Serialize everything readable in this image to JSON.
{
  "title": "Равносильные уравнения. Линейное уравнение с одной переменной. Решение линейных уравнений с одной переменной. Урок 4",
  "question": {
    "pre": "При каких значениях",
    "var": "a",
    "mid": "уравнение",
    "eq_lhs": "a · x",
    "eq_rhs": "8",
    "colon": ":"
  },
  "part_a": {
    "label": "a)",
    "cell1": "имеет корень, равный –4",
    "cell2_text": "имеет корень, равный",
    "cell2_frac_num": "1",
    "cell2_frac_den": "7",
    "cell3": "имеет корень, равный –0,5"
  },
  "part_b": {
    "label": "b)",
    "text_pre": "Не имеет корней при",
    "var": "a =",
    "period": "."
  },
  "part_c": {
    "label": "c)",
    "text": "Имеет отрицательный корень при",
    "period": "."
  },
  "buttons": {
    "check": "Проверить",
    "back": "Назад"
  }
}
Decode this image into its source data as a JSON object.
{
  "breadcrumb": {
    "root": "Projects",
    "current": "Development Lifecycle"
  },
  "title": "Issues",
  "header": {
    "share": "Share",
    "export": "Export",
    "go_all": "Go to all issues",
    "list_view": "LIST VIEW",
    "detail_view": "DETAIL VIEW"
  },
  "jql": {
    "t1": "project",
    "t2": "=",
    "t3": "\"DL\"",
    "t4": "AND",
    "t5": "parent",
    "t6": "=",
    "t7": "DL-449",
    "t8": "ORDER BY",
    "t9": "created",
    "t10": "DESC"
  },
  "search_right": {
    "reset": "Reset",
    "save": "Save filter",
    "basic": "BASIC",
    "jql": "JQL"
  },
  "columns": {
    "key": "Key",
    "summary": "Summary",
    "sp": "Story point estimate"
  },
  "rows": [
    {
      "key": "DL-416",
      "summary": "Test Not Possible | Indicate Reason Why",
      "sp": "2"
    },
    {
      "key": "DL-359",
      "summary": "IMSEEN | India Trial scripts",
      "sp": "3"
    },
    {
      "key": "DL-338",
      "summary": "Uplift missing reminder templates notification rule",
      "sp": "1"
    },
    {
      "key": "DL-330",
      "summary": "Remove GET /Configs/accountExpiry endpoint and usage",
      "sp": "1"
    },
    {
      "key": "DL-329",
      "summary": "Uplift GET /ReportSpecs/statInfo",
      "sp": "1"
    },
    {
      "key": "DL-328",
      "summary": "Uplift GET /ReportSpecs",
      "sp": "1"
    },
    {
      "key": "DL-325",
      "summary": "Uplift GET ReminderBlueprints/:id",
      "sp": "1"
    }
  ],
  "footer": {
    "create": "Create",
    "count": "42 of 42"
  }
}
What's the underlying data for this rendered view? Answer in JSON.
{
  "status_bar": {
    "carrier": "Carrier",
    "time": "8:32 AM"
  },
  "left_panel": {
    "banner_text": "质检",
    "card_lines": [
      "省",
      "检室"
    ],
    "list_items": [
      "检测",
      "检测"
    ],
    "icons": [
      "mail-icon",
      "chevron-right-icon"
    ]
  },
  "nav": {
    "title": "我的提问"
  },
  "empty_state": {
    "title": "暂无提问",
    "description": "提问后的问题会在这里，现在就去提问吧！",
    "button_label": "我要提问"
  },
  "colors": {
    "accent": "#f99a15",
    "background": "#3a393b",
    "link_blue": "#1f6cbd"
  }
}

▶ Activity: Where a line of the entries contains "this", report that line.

▶ Exercise output:
Serialize everything readable in this image to JSON.
Decode this image into its source data as a JSON object.
What's the underlying data for this rendered view? Answer in JSON.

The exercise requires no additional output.